He is far from a stranger on the track though, as this is his 24th attempt at the legendary 24-hour race – he has taken four class wins in that time.
Magnussen’s F1 career saw spells at McLaren and Stewart in the 1990s, and he will drive the #32 Inter Europol Competition car alongside Mark Kvamme and Anders Fjordbach.
Giedo van der Garde
Giedo van der Garde is now a regular on the Formula 1 expert scene in addition to his continued driving endeavors.

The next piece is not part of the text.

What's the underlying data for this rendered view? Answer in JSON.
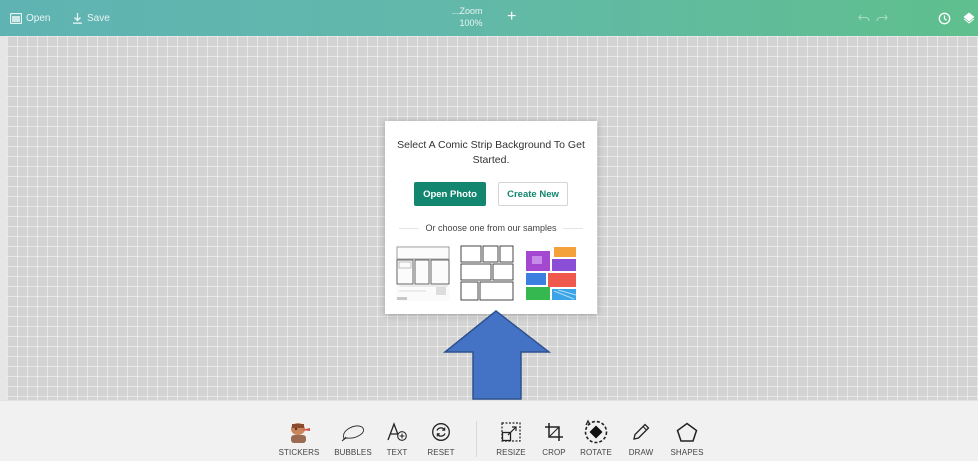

He drove the 2013 season in a largely uncompetitive Caterham in his only season in F1.
He has a wealth of experience at LMP2 level, winning the ELMS title in 2016 and competing in five campaigns in the World Endurance Championship in that machine, with a best finish of 7th in class at Le Mans in 2018. He will driving alongside Roberto Lacorte and Patrick Pilet in the #39 Graff Racing car this time.
One of only two F1 race winners on this list, Robert Kubica’s 2008 victory in Canada was one of the sport’s most impressive ever and after his well-documented serious rally injury saw him make a remarkable comeback to Formula 1 nine years after he last held a full-time seat.
Last time he was second in the LMP2 class at Le Mans and will take it one step further this year, alongside Rui Andrade and Louis Delétraz in car #41 for Team WRT.
Daniil Kvyat prepared for his first participation in Le Mans this year and left Formula 1 at the end of 2020 with more than 100 starts and a number of podium appearances to his name, including a spell at Red Bull where he was nicknamed ‘Torpedo’ got. by Sebastian Vettel after a brave pass on the then Ferrari driver.
He spent 2018 on the sidelines after being ousted by Toro Rosso, having returned to the team after Max Verstappen was promoted to Red Bull in his place, before spending another two seasons with Toro Rosso and AlphaTauri before leaving F1 altogether left.
Kvyat has had a handful of starts in NASCAR and LMP2 cars and will drive the #63 PREMA alongside Doriane Pin and Mirko Bortolotti this weekend.
Innovative cars [Le Mans Garage 56]
The 2009 World Champion announced his entry as part of a surprise Garage 56 entry reserved for tomorrow’s technology in partnership with NASCAR in February, featuring the modified Next Gen Chevrolet Camaro ZL1 – and its screaming V8 – featuring Button, NASCAR legend Jimmie Johnson and former Le Mans winner Mike Rockenfeller behind the wheel.
The most decorated ex-Formula 1 driver in the field, Button’s 2009 world title was backed by more than 300 career race starts, with 15 wins and 50 podium finishes including Brawn, McLaren, BAR, Honda and more.
The Camaro also looks competitive in the field, with the modifications to the car making it faster than the entire LMGTE Am class on test day earlier this week.